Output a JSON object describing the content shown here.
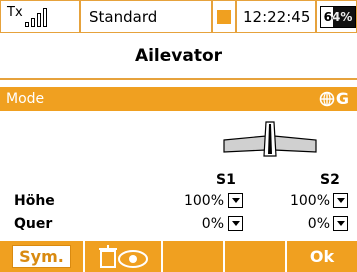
{
  "status": {
    "tx_label": "Tx",
    "signal_bars": 4,
    "profile": "Standard",
    "time": "12:22:45",
    "battery": "64%",
    "battery_level": 0.64
  },
  "title": "Ailevator",
  "mode": {
    "label": "Mode",
    "value": "G"
  },
  "table": {
    "columns": [
      "S1",
      "S2"
    ],
    "rows": [
      {
        "label": "Höhe",
        "s1": "100%",
        "s2": "100%"
      },
      {
        "label": "Quer",
        "s1": "0%",
        "s2": "0%"
      }
    ]
  },
  "footer": {
    "sym": "Sym.",
    "ok": "Ok"
  },
  "colors": {
    "accent": "#f0a020",
    "line": "#e6a23c"
  }
}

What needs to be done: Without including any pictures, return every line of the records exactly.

Response area:
Output a JSON object describing the content shown here.
{
  "status": {
    "tx_label": "Tx",
    "signal_bars": 4,
    "profile": "Standard",
    "time": "12:22:45",
    "battery": "64%",
    "battery_level": 0.64
  },
  "title": "Ailevator",
  "mode": {
    "label": "Mode",
    "value": "G"
  },
  "table": {
    "columns": [
      "S1",
      "S2"
    ],
    "rows": [
      {
        "label": "Höhe",
        "s1": "100%",
        "s2": "100%"
      },
      {
        "label": "Quer",
        "s1": "0%",
        "s2": "0%"
      }
    ]
  },
  "footer": {
    "sym": "Sym.",
    "ok": "Ok"
  },
  "colors": {
    "accent": "#f0a020",
    "line": "#e6a23c"
  }
}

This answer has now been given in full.